> **EXERCISE DESCRIPTION**: Among the entries below, find the lines with the word "Saving" and return them.

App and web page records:
============================================================

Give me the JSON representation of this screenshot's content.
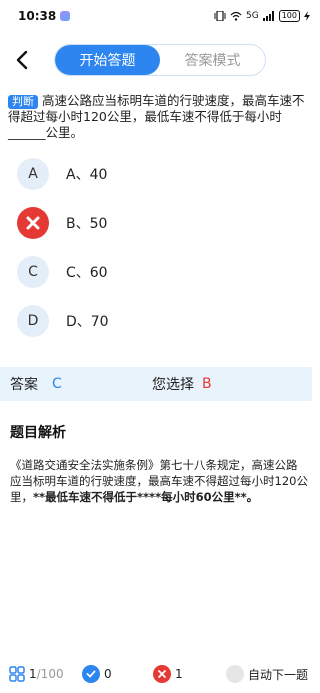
{
  "status_bar": {
    "time": "10:38",
    "network": "5G",
    "battery": "100"
  },
  "header": {
    "tabs": [
      {
        "label": "开始答题",
        "active": true
      },
      {
        "label": "答案模式",
        "active": false
      }
    ]
  },
  "question": {
    "tag": "判断",
    "text": "高速公路应当标明车道的行驶速度，最高车速不得超过每小时120公里，最低车速不得低于每小时______公里。"
  },
  "options": [
    {
      "letter": "A",
      "text": "A、40",
      "state": "normal"
    },
    {
      "letter": "B",
      "text": "B、50",
      "state": "wrong"
    },
    {
      "letter": "C",
      "text": "C、60",
      "state": "normal"
    },
    {
      "letter": "D",
      "text": "D、70",
      "state": "normal"
    }
  ],
  "answer_bar": {
    "answer_label": "答案",
    "answer_value": "C",
    "selected_label": "您选择",
    "selected_value": "B"
  },
  "analysis": {
    "title": "题目解析",
    "text_part1": "《道路交通安全法实施条例》第七十八条规定，高速公路应当标明车道的行驶速度，最高车速不得超过每小时120公里，",
    "text_part2": "**最低车速不得低于****每小时60公里**。"
  },
  "bottom_bar": {
    "progress": "1",
    "total": "/100",
    "correct_count": "0",
    "wrong_count": "1",
    "auto_next_label": "自动下一题"
  },
  "colors": {
    "accent": "#2d85f0",
    "wrong": "#e53935",
    "option_bg": "#e4eef8",
    "answer_bar_bg": "#e9f3fc"
  }
}
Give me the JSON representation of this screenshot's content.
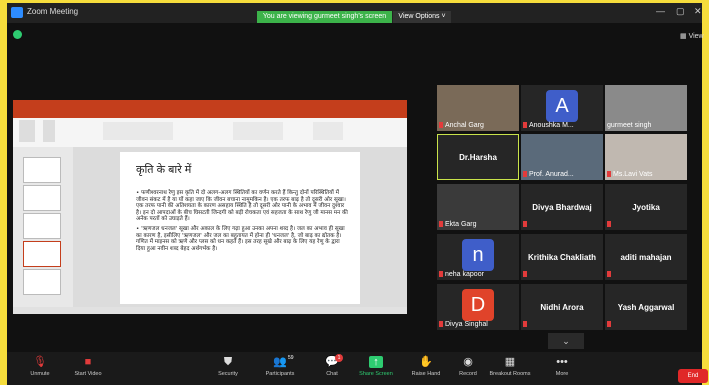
{
  "window": {
    "title": "Zoom Meeting",
    "banner": "You are viewing gurmeet singh's screen",
    "view_options": "View Options ˅",
    "view_mode": "View"
  },
  "slide": {
    "title": "कृति के बारे में",
    "bullet1": "फणीश्वरनाथ रेणु इस कृति में दो अलग-अलग स्थितियों का वर्णन करते हैं किन्तु दोनों परिस्थितियों में जीवन संकट में है या यों कहा जाए कि जीवन बचाना नामुमकिन है। एक तरफ बाढ़ है तो दूसरी ओर सूखा। एक तरफ पानी की अतिशयता के कारण असहाय स्थिति है तो दूसरी ओर पानी के अभाव में जीवन दुश्वार है। इन दो आपदाओं के बीच घिसटती जिन्दगी को बड़ी रोचकता एवं सहजता के साथ रेणु जी मानस मन की अनेक परतों को उघाड़ते हैं।",
    "bullet2": "'ऋणजल धनजल' सूखा और अकाल के लिए गढ़ा हुआ उनका अपना शब्द है। जल का अभाव ही सूखा का कारण है, इसीलिए 'ऋणजल' और जल का बहुतायत में होना ही 'धनजल' है, जो बाढ़ का द्योतक है। गणित में माइनस को ऋणे और प्लस को धन कहते हैं। इस तरह सूखे और बाढ़ के लिए यह रेणु के द्वारा दिया हुआ नवीन शब्द बेहद अर्थगर्भक है।"
  },
  "participants": [
    {
      "name": "Anchal Garg",
      "muted": true
    },
    {
      "name": "Anoushka M...",
      "initial": "A",
      "color": "#3f5ec9",
      "muted": true
    },
    {
      "name": "gurmeet singh",
      "muted": false
    },
    {
      "name": "Dr.Harsha",
      "muted": false
    },
    {
      "name": "Prof. Anurad...",
      "muted": true
    },
    {
      "name": "Ms.Lavi Vats",
      "muted": true
    },
    {
      "name": "Ekta Garg",
      "muted": true
    },
    {
      "name": "Divya  Bhardwaj",
      "muted": true
    },
    {
      "name": "Jyotika",
      "muted": true
    },
    {
      "name": "neha kapoor",
      "initial": "n",
      "color": "#3f5ec9",
      "muted": true
    },
    {
      "name": "Krithika Chakliath",
      "muted": true
    },
    {
      "name": "aditi mahajan",
      "muted": true
    },
    {
      "name": "Divya Singhal",
      "initial": "D",
      "color": "#e0432a",
      "muted": true
    },
    {
      "name": "Nidhi Arora",
      "muted": true
    },
    {
      "name": "Yash Aggarwal",
      "muted": true
    }
  ],
  "toolbar": {
    "unmute": "Unmute",
    "start_video": "Start Video",
    "security": "Security",
    "participants": "Participants",
    "participants_count": "59",
    "chat": "Chat",
    "chat_badge": "1",
    "share_screen": "Share Screen",
    "raise_hand": "Raise Hand",
    "record": "Record",
    "breakout": "Breakout Rooms",
    "more": "More",
    "end": "End"
  }
}
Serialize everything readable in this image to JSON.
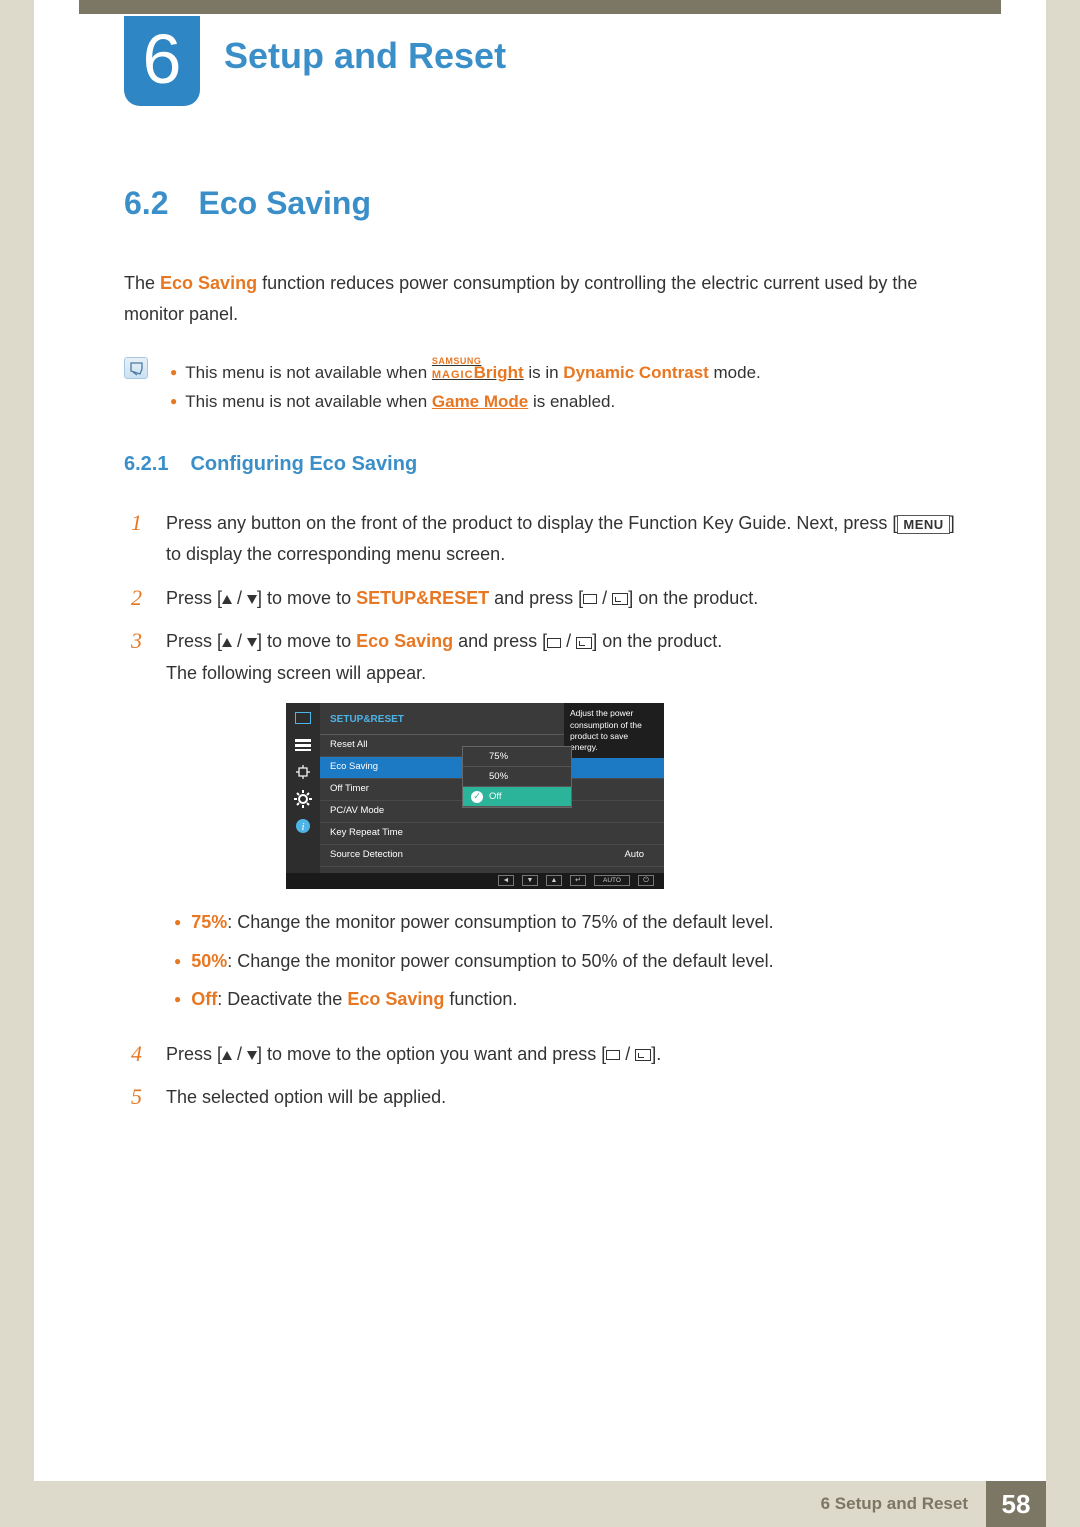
{
  "chapter": {
    "number": "6",
    "title": "Setup and Reset"
  },
  "section": {
    "number": "6.2",
    "title": "Eco Saving"
  },
  "intro": {
    "prefix": "The ",
    "strong": "Eco Saving",
    "suffix": " function reduces power consumption by controlling the electric current used by the monitor panel."
  },
  "notes": {
    "item1": {
      "prefix": "This menu is not available when ",
      "brand_top": "SAMSUNG",
      "brand_left": "MAGIC",
      "brand_right": "Bright",
      "mid": " is in ",
      "mode": "Dynamic Contrast",
      "suffix": " mode."
    },
    "item2": {
      "prefix": "This menu is not available when ",
      "mode": "Game Mode",
      "suffix": " is enabled."
    }
  },
  "subsection": {
    "number": "6.2.1",
    "title": "Configuring Eco Saving"
  },
  "steps": {
    "s1": {
      "part1": "Press any button on the front of the product to display the Function Key Guide. Next, press [",
      "menu": "MENU",
      "part2": "] to display the corresponding menu screen."
    },
    "s2": {
      "a": "Press [",
      "b": "] to move to ",
      "target": "SETUP&RESET",
      "c": " and press [",
      "d": "] on the product."
    },
    "s3": {
      "a": "Press [",
      "b": "] to move to ",
      "target": "Eco Saving",
      "c": " and press [",
      "d": "] on the product.",
      "tail": "The following screen will appear."
    },
    "s4": {
      "a": "Press [",
      "b": "] to move to the option you want and press [",
      "c": "]."
    },
    "s5": "The selected option will be applied."
  },
  "options": {
    "opt75": {
      "label": "75%",
      "desc": ": Change the monitor power consumption to 75% of the default level."
    },
    "opt50": {
      "label": "50%",
      "desc": ": Change the monitor power consumption to 50% of the default level."
    },
    "optOff": {
      "label": "Off",
      "mid": ": Deactivate the ",
      "fn": "Eco Saving",
      "suffix": " function."
    }
  },
  "osd": {
    "header": "SETUP&RESET",
    "rows": {
      "reset": "Reset All",
      "eco": "Eco Saving",
      "off_timer": "Off Timer",
      "pcav": "PC/AV Mode",
      "key_repeat": "Key Repeat Time",
      "source_det": "Source Detection",
      "source_val": "Auto"
    },
    "dropdown": {
      "o75": "75%",
      "o50": "50%",
      "oOff": "Off"
    },
    "tooltip": "Adjust the power consumption of the product to save energy.",
    "nav": {
      "auto": "AUTO"
    }
  },
  "footer": {
    "chapter_label": "6 Setup and Reset",
    "page": "58"
  }
}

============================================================

> **EXERCISE RESPONSE**:
    "title": "Eco Saving"
    "strong": "Eco Saving",
    "title": "Configuring Eco Saving"
      "target": "Eco Saving",
      "fn": "Eco Saving",
      "eco": "Eco Saving",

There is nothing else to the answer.